You might have heard of the theological terms orthodoxy (right beliefs) and orthopraxy (right behaviors). But what about orthocardia—having the right heart? I first came across the term in a newsletter from American journalist David French. Of course, all three are interconnected. But although orthodoxy and orthopraxy are both necessary, I think we have overemphasized them at the expense of orthocardia.
At risk of oversimplifying, for some of us Christian spirituality revolves around believing the right things. It is centered, metaphorically speaking, in the head. For others, our spirituality is metaphorically centered in our hands—how we act and behave. Both are ways of focusing on outward conformity to right beliefs or right behaviors. But calls for a right heart—loving rightly, desiring rightly—seem muted amidst the loud cries for the previous two.
It is too simplistic to say that the so-called religious right focuses on orthodoxy while the so-called religious left focuses on orthopraxy. Both sides emphasize different beliefs and different behaviors. The right might emphasize purity, truth, and obedience. The left might emphasize justice, love, and grace. Both will chastise those who misbehave, whether it’s crossing sexual boundaries or perpetuating racial injustice.
How important is orthocardia, or having a right heart? I believe a rightly ordered heart is required for inner transformation. Without it, both our orthodoxy and orthopraxy will be distorted.
Think of a compass. A compass points to north because it is affected by Earth’s natural magnetic fields. You only know where east, west, and south are in relation to where north is. If you bring a magnet close to the compass, its magnetic force will distort the compass’ readings.

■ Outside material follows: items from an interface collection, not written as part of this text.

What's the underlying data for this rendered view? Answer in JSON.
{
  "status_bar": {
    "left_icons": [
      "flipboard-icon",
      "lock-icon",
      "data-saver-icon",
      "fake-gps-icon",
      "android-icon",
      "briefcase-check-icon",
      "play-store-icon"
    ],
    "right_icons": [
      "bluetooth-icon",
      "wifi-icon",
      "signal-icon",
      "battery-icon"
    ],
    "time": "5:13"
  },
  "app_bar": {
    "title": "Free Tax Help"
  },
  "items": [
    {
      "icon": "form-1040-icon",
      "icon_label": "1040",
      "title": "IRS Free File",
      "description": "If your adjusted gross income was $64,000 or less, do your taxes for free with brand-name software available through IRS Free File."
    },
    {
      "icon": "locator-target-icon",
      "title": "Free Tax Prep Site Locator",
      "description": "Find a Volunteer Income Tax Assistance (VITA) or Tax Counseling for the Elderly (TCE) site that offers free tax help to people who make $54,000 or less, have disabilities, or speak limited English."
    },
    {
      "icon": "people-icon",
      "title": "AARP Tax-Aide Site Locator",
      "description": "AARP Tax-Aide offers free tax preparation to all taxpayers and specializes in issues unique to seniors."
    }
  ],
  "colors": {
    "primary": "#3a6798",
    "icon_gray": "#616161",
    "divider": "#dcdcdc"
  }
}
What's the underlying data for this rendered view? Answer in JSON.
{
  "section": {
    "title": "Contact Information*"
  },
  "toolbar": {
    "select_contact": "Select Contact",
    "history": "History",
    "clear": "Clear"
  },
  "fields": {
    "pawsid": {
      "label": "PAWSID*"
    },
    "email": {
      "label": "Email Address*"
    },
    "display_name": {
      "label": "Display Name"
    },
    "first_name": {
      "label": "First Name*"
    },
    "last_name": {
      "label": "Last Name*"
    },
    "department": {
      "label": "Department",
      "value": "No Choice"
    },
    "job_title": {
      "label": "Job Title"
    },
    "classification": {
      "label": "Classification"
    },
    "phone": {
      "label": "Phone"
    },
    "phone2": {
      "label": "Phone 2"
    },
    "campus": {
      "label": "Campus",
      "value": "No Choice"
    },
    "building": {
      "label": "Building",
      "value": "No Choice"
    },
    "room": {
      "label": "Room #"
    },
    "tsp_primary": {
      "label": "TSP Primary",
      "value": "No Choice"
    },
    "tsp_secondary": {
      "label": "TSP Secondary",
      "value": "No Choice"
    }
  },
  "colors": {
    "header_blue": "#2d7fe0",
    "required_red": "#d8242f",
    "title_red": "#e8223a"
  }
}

The compass will no longer be pointing to true north, and consequently its east, west, and south also will be realigned.
Your heart is like your spiritual compass, for “where your treasure is, there your heart will be also” (Matt. 6:21). Wherever your heart points affects the other dimensions of your spirituality—your beliefs and behaviors. The triune God is our true north. Only when we love God with all of our hearts will our hearts be rightly aligned and rightly influence our beliefs and our behaviors.
But have we unwittingly allowed other things to distract our hearts away from God? Our hearts can be pulled by the magnetic attraction of other things—even good things. For example, we can love God’s truth more than the God of truth. We can love God’s justice more than the God of justice. We can love God’s church more than God. We can love a right cause—whether it’s being pro-life or anti-racist—more than God. Have our hearts loved the gifts more than the Giver? As such, are our orthodoxy and orthopraxy distorted, overemphasizing certain beliefs and behaviors and underemphasizing others? Are we polarized because our hearts aren’t properly aligned?
In the final article of our “Seeking Shalom in the Midst of Polarization” series (p. 33), Matt Lundberg says that we are called to be agents of God’s shalom. If God is our first love, then our hearts will desire God’s shalom for ourselves and for our world.